A reader writes:
Tonight my family and I went to Ash Wednesday Mass. We came home and immediately prepared ourselves for bedtime since it was already way past kids' bedtime, and I wondered what to do with the ashes on our faces. If Ash Wednesday Mass is in the morning, then typically the ashes gradually fade over the course of the day, and so I don't feel bad to wash the residual ash off my face-- the ashes served their purpose most throughout the day. But this evening when I arrived home it seemed disrespectful to immediately remove the ashes that had only been on for 30 minutes and unseen by anyone outside church.
My wife stuck to her extensive face-washing routine, and I (hey, I'm a guy) left my face 'as is', with the exception of some gentle and reverent blotting to clean off excess ash that might soil the bed linens.
Does the Church teach specifics how to treat the ashes once applied to the forehead? For example, how long should we wear the cross on our forehead? And in what manner should we wash-off?
The Church does not require us to get ashes on our heads in the first place. It's a custom, but the individual members of the congregation are not bound to go forward to receive them.
Neither is there a mandate about how long they should say on. If they stay on for a long time and others see them then that is a side benefit, but their real purpose is to remind you of your mortality (hence what the priest says when he puts them on you) and your need to repent.

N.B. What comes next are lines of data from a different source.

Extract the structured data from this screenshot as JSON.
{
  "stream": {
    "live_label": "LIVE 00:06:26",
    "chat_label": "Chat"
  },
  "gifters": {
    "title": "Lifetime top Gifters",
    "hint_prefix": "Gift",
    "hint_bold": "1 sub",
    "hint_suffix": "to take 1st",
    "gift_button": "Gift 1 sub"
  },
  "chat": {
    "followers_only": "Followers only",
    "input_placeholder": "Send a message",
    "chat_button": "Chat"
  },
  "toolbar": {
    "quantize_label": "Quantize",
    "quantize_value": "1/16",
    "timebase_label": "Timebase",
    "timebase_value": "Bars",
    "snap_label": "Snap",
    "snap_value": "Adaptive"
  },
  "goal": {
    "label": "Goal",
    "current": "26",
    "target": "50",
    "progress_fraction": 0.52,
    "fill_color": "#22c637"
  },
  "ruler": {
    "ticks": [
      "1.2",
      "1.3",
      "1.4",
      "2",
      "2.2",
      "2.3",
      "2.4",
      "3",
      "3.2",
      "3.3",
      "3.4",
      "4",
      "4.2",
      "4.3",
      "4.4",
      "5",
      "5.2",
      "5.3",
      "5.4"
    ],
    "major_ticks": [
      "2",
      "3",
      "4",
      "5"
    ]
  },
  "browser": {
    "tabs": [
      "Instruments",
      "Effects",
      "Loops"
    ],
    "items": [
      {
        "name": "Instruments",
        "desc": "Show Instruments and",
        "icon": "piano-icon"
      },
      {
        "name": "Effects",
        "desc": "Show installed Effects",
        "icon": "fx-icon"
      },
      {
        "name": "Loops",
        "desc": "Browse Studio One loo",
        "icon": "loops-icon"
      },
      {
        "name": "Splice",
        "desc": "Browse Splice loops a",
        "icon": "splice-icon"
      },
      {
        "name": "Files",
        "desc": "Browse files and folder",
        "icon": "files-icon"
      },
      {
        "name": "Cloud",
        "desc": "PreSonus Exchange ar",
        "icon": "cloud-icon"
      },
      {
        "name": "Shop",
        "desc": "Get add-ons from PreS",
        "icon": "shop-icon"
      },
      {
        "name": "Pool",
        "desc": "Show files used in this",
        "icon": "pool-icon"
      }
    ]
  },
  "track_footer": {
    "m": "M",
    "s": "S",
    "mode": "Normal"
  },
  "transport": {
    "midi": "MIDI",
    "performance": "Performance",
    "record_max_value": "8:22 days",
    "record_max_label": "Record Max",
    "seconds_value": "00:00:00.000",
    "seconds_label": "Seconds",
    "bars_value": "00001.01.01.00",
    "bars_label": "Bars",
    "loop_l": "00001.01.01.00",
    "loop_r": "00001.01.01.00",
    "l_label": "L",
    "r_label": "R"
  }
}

Once that goal is accomplished, you can wash them off at any time--especially to avoid things like getting them on bedsheets--though if you can leave them on longer then it is a good public testimony to one's faith.
I would definitely not have them on the day after Ash Wednesday. Then you'd look like a nut and the good of a public witness would be undone.
There also is no specific manner mandated for washing them off. Just don't be deliberately respectful as you do so.
Incidentally. lightly blotting the ashes would have never worked for me yesterday. So as to be a better public witness, at Mass at Catholic Answers, Fr. Serpa put BIG BOLD BLACK CROSSES on everyone's foreheads, not the customary small grey smudges you get most places. We had ashes falling on our clothes all day, and the ashes were so dense that there would have been plenty left to get on my pillowcase if I hadn't washed them off first.